BEGIN
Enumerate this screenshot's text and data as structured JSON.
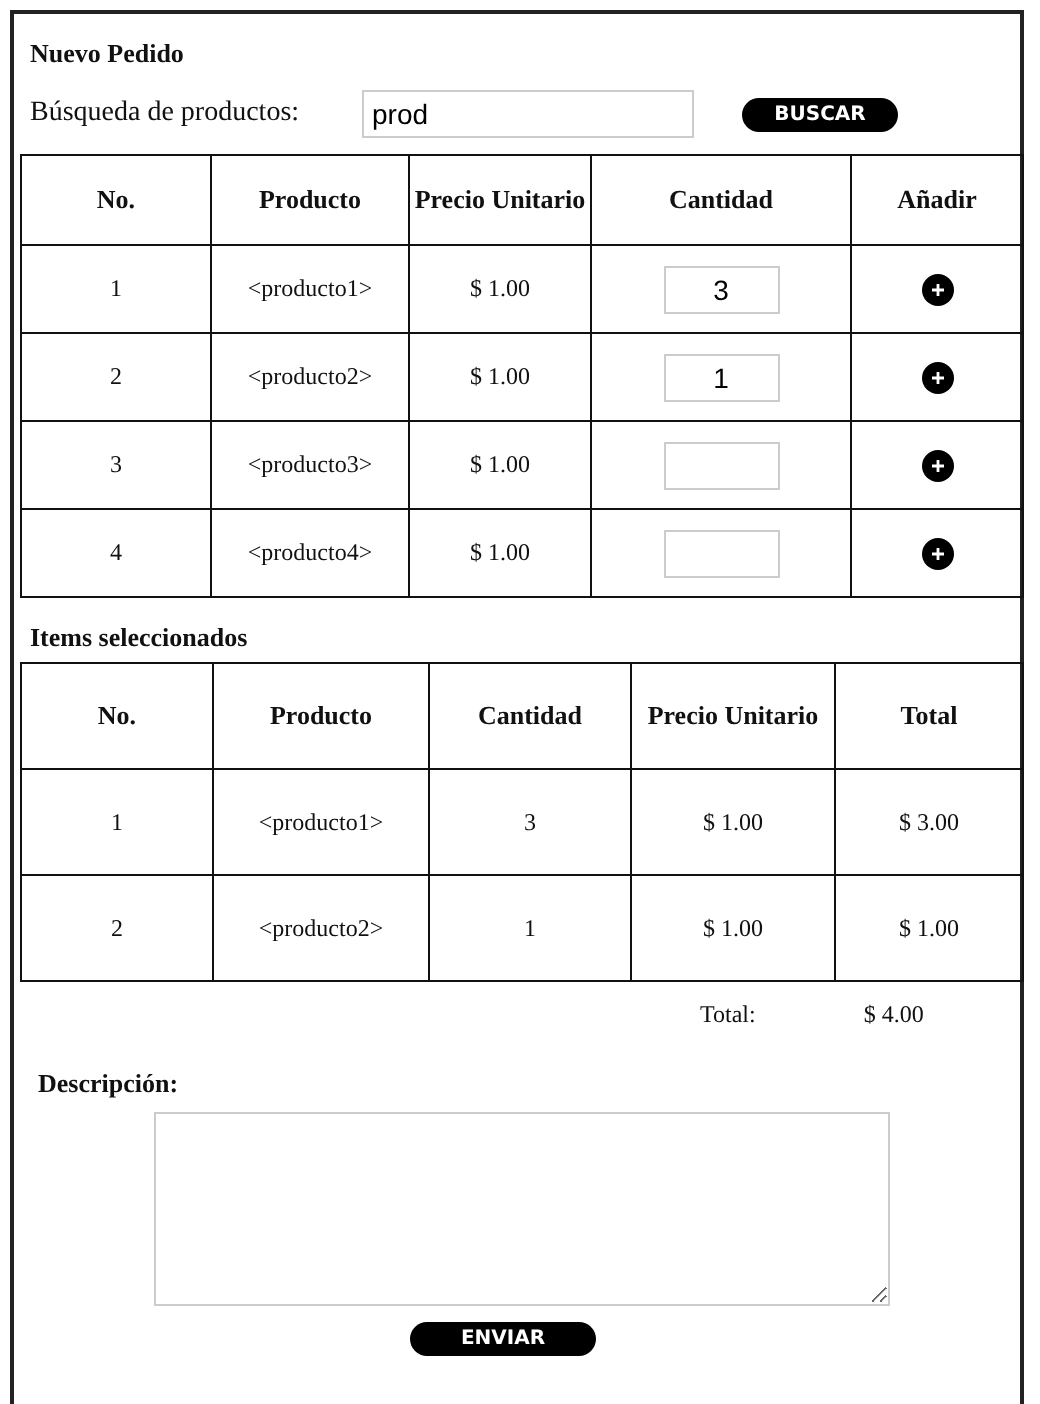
{
  "title": "Nuevo Pedido",
  "search": {
    "label": "Búsqueda de productos:",
    "value": "prod",
    "button": "BUSCAR"
  },
  "products": {
    "columns": [
      "No.",
      "Producto",
      "Precio Unitario",
      "Cantidad",
      "Añadir"
    ],
    "rows": [
      {
        "no": "1",
        "product": "<producto1>",
        "price": "$ 1.00",
        "quantity": "3"
      },
      {
        "no": "2",
        "product": "<producto2>",
        "price": "$ 1.00",
        "quantity": "1"
      },
      {
        "no": "3",
        "product": "<producto3>",
        "price": "$ 1.00",
        "quantity": ""
      },
      {
        "no": "4",
        "product": "<producto4>",
        "price": "$ 1.00",
        "quantity": ""
      }
    ]
  },
  "selected": {
    "title": "Items seleccionados",
    "columns": [
      "No.",
      "Producto",
      "Cantidad",
      "Precio Unitario",
      "Total"
    ],
    "rows": [
      [
        "1",
        "<producto1>",
        "3",
        "$ 1.00",
        "$ 3.00"
      ],
      [
        "2",
        "<producto2>",
        "1",
        "$ 1.00",
        "$ 1.00"
      ]
    ],
    "total_label": "Total:",
    "total_value": "$ 4.00"
  },
  "description": {
    "label": "Descripción:"
  },
  "submit": "ENVIAR"
}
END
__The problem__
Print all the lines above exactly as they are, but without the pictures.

__Exercise answer__
Enumerate this screenshot's text and data as structured JSON.
{
  "title": "Nuevo Pedido",
  "search": {
    "label": "Búsqueda de productos:",
    "value": "prod",
    "button": "BUSCAR"
  },
  "products": {
    "columns": [
      "No.",
      "Producto",
      "Precio Unitario",
      "Cantidad",
      "Añadir"
    ],
    "rows": [
      {
        "no": "1",
        "product": "<producto1>",
        "price": "$ 1.00",
        "quantity": "3"
      },
      {
        "no": "2",
        "product": "<producto2>",
        "price": "$ 1.00",
        "quantity": "1"
      },
      {
        "no": "3",
        "product": "<producto3>",
        "price": "$ 1.00",
        "quantity": ""
      },
      {
        "no": "4",
        "product": "<producto4>",
        "price": "$ 1.00",
        "quantity": ""
      }
    ]
  },
  "selected": {
    "title": "Items seleccionados",
    "columns": [
      "No.",
      "Producto",
      "Cantidad",
      "Precio Unitario",
      "Total"
    ],
    "rows": [
      [
        "1",
        "<producto1>",
        "3",
        "$ 1.00",
        "$ 3.00"
      ],
      [
        "2",
        "<producto2>",
        "1",
        "$ 1.00",
        "$ 1.00"
      ]
    ],
    "total_label": "Total:",
    "total_value": "$ 4.00"
  },
  "description": {
    "label": "Descripción:"
  },
  "submit": "ENVIAR"
}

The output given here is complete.